You have just landed on earth from another galaxy. (Come on, role play.) Your ship’s pre-programmed navigation coordinates meant you should have touched down in Washington, the capital of the planet.
But instead you are standing on a high street somewhere in England. In front of you is a primitive digital device set into a hole in a wall.
Above it there is a sign that says: FREE CASH WITHDRAWALS. You think to yourself, “Oh wow! Free money!”
Well, you’ll be thinking, what a wonderful place earth must be. You need cash? Tap, tap, tap, tap. Press the button, you’ve got it. Free and for nothing.
Yes, if only.

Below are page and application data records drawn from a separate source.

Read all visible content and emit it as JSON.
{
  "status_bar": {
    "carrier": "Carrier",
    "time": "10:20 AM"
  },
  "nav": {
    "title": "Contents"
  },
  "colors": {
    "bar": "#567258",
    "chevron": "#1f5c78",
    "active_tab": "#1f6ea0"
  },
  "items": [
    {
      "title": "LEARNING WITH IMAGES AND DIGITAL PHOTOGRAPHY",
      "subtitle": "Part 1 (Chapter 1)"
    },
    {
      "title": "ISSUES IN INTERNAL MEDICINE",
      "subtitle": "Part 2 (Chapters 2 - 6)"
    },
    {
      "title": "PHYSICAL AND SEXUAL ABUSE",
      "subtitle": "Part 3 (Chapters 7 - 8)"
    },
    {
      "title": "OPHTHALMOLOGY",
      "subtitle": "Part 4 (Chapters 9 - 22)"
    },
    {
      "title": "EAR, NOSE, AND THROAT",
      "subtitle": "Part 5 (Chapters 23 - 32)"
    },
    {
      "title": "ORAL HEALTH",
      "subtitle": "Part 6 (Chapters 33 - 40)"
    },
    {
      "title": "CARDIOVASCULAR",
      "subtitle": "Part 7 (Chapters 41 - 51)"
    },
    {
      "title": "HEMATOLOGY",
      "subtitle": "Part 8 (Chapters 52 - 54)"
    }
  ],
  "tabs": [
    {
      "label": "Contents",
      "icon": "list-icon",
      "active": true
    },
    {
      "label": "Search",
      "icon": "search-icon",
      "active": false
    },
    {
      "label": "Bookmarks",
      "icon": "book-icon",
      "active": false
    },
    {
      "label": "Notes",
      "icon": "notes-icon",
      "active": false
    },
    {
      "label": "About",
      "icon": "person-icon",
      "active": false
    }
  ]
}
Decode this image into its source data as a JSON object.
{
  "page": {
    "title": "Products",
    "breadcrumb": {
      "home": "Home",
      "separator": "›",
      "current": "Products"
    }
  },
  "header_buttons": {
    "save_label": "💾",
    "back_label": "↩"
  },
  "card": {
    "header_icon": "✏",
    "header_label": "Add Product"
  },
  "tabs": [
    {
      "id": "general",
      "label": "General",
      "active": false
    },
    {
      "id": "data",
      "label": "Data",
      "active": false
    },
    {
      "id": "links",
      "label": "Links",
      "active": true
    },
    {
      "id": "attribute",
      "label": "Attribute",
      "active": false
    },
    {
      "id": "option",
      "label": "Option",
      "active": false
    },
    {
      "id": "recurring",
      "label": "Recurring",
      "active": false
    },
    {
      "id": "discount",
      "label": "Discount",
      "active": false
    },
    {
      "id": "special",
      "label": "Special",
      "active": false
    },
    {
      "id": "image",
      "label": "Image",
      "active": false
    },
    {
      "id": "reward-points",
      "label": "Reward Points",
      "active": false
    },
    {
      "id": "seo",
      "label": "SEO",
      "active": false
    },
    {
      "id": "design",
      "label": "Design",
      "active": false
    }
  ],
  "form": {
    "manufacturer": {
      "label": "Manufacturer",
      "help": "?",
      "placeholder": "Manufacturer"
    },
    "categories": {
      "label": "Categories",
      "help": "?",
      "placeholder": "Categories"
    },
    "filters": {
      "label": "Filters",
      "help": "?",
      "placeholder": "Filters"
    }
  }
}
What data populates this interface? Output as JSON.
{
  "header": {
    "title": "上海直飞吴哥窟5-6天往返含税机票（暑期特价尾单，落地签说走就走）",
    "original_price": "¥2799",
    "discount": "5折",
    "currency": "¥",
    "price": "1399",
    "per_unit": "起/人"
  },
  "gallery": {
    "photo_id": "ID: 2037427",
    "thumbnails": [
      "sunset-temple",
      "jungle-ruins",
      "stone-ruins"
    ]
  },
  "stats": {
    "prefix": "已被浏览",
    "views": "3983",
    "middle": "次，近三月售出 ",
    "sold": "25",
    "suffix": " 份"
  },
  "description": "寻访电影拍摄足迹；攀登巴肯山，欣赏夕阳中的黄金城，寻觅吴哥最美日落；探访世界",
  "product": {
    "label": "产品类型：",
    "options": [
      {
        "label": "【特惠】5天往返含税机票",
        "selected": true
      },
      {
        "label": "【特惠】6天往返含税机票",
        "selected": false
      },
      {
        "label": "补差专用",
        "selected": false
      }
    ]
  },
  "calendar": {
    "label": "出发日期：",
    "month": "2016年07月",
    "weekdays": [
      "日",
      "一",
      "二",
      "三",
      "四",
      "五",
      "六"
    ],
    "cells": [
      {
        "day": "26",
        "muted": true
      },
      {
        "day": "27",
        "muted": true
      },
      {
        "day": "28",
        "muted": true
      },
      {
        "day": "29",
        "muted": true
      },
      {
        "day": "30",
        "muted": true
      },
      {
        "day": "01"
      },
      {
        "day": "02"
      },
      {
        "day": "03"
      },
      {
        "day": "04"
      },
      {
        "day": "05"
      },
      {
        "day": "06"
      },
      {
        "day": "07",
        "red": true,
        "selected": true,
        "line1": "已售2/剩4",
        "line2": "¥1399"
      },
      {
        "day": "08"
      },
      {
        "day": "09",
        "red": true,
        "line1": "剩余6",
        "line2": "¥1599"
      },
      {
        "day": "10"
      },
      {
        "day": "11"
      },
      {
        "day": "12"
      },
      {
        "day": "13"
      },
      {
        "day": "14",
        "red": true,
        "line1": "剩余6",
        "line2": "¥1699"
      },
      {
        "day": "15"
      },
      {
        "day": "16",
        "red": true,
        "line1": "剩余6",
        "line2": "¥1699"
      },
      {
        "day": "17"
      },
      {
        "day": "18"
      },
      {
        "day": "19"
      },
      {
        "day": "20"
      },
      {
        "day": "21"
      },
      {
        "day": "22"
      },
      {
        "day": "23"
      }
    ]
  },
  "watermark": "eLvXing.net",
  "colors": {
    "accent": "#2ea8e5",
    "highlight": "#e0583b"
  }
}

Apart from galactic visitors, there’s another far more complicated and intelligent life form that must find ATMs puzzling. Small children. They see us go to the cash machine, they see the cash come out. So why can’t they have a new bike? (Or more likely, a new PS3). It’s no good telling them you’ve got no money. There’s a hole in the wall giving it away.

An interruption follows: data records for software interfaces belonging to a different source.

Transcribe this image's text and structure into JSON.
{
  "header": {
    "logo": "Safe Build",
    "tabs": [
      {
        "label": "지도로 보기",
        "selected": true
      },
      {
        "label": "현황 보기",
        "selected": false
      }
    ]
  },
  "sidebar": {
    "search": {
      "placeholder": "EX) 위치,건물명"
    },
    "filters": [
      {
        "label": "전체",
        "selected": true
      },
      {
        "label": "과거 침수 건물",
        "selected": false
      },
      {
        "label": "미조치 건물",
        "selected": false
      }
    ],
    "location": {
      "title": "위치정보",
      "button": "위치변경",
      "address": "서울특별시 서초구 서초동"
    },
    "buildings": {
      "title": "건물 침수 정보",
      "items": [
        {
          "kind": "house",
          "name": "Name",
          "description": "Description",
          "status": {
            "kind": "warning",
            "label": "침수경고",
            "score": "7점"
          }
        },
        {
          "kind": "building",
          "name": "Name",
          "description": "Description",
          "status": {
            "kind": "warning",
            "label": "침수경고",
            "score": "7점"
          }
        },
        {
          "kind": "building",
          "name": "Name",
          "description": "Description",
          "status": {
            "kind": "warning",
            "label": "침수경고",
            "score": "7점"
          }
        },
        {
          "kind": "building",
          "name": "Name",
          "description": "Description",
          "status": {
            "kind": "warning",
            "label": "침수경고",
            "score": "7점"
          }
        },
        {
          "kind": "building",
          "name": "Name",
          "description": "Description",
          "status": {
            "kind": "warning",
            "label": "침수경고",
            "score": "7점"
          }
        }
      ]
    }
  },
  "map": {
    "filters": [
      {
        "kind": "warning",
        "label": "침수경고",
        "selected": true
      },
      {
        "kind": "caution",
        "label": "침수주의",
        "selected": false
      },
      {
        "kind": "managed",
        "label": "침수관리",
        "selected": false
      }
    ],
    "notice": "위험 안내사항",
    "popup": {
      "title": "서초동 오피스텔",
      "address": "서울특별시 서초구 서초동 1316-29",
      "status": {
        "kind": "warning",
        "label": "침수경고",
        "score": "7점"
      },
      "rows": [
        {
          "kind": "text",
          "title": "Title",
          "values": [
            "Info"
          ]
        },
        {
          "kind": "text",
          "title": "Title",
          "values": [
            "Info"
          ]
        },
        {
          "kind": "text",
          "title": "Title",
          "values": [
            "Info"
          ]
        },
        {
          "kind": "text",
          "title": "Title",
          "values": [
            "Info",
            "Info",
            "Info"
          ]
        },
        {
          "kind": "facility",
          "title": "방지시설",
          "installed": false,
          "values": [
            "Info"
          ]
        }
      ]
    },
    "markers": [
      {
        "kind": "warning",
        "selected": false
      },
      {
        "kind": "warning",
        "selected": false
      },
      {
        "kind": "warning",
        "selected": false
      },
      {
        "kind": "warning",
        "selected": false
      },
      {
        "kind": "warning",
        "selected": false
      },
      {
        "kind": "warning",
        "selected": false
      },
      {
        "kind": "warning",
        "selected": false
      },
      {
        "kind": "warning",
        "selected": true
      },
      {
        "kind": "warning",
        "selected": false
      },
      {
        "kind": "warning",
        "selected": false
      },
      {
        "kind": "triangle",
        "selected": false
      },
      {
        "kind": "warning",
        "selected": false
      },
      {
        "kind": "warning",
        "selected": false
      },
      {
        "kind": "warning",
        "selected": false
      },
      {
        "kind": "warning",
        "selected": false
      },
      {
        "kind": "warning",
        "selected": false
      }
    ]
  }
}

Here’s the problem. Some premises – and promises – assume that the reader will know what is really meant. Headlines that presume readers will somehow automatically understand the real meaning behind the words used, for example.

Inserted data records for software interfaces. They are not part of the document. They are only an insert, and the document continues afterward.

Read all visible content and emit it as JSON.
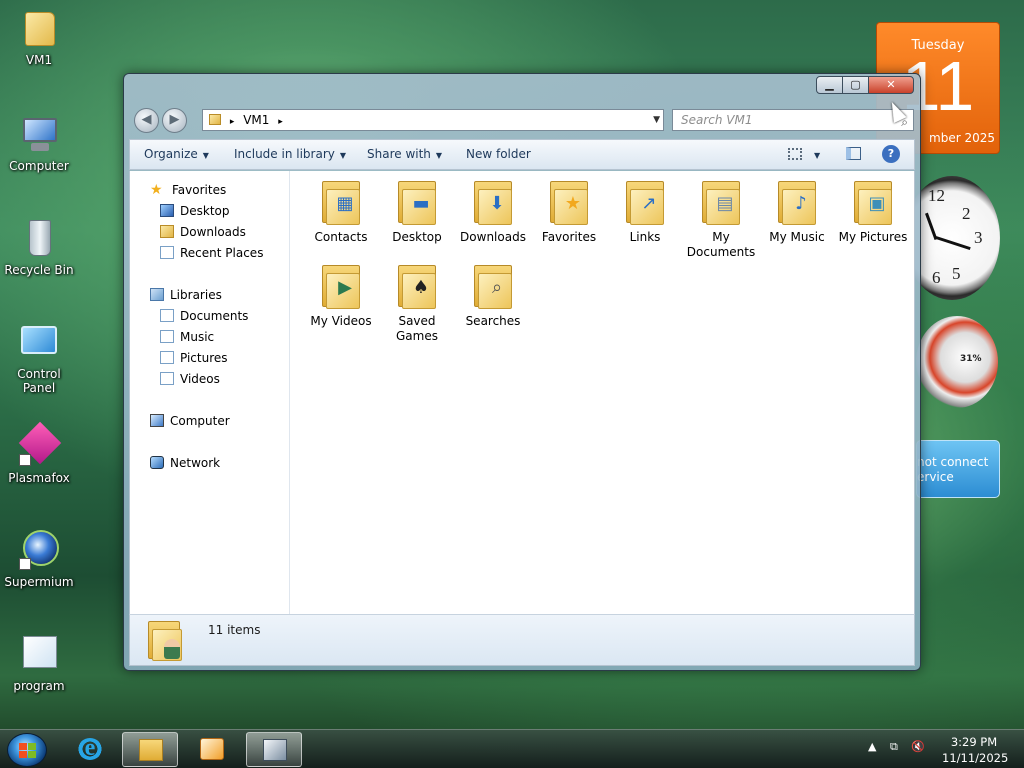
{
  "desktop": {
    "icons": [
      {
        "label": "VM1",
        "icon": "user-folder-icon"
      },
      {
        "label": "Computer",
        "icon": "computer-icon"
      },
      {
        "label": "Recycle Bin",
        "icon": "recycle-bin-icon"
      },
      {
        "label": "Control Panel",
        "icon": "control-panel-icon"
      },
      {
        "label": "Plasmafox",
        "icon": "plasmafox-icon"
      },
      {
        "label": "Supermium",
        "icon": "supermium-icon"
      },
      {
        "label": "program",
        "icon": "program-icon"
      }
    ]
  },
  "gadgets": {
    "calendar": {
      "weekday": "Tuesday",
      "day": "11",
      "month_year": "mber 2025"
    },
    "clock": {
      "numerals": [
        "12",
        "2",
        "3",
        "5",
        "6"
      ]
    },
    "cpu_meter": {
      "percent": "31%"
    },
    "weather": {
      "line1": "not connect",
      "line2": "ervice"
    }
  },
  "window": {
    "controls": {
      "minimize": "▁",
      "maximize": "▢",
      "close": "✕"
    },
    "address": {
      "path": "VM1",
      "separator": "▸"
    },
    "search": {
      "placeholder": "Search VM1"
    },
    "toolbar": {
      "organize": "Organize",
      "include_in_library": "Include in library",
      "share_with": "Share with",
      "new_folder": "New folder"
    },
    "nav_pane": {
      "favorites": {
        "label": "Favorites",
        "items": [
          "Desktop",
          "Downloads",
          "Recent Places"
        ]
      },
      "libraries": {
        "label": "Libraries",
        "items": [
          "Documents",
          "Music",
          "Pictures",
          "Videos"
        ]
      },
      "computer": "Computer",
      "network": "Network"
    },
    "items": [
      {
        "line1": "Contacts",
        "line2": "",
        "icon": "contacts-folder-icon",
        "mark": "▦"
      },
      {
        "line1": "Desktop",
        "line2": "",
        "icon": "desktop-folder-icon",
        "mark": "▬"
      },
      {
        "line1": "Downloads",
        "line2": "",
        "icon": "downloads-folder-icon",
        "mark": "⬇"
      },
      {
        "line1": "Favorites",
        "line2": "",
        "icon": "favorites-folder-icon",
        "mark": "★"
      },
      {
        "line1": "Links",
        "line2": "",
        "icon": "links-folder-icon",
        "mark": "↗"
      },
      {
        "line1": "My",
        "line2": "Documents",
        "icon": "documents-folder-icon",
        "mark": "▤"
      },
      {
        "line1": "My Music",
        "line2": "",
        "icon": "music-folder-icon",
        "mark": "♪"
      },
      {
        "line1": "My Pictures",
        "line2": "",
        "icon": "pictures-folder-icon",
        "mark": "▣"
      },
      {
        "line1": "My Videos",
        "line2": "",
        "icon": "videos-folder-icon",
        "mark": "▶"
      },
      {
        "line1": "Saved",
        "line2": "Games",
        "icon": "saved-games-folder-icon",
        "mark": "♠"
      },
      {
        "line1": "Searches",
        "line2": "",
        "icon": "searches-folder-icon",
        "mark": "⌕"
      }
    ],
    "status": {
      "count": "11 items"
    }
  },
  "taskbar": {
    "apps": [
      {
        "name": "internet-explorer-icon",
        "active": false
      },
      {
        "name": "file-explorer-icon",
        "active": true
      },
      {
        "name": "media-player-icon",
        "active": false
      },
      {
        "name": "remote-desktop-icon",
        "active": false
      }
    ],
    "tray": {
      "expand": "▲",
      "network": "⧉",
      "volume": "🔇"
    },
    "clock": {
      "time": "3:29 PM",
      "date": "11/11/2025"
    }
  }
}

In reality, that’s very rarely the case. So you need to be careful not to lead people on with an attention-grabbing headline, only to let them down when it gets to the small print. Readers will forgive you for over-delivering on a promise. But you’ll never be forgiven for under-delivering.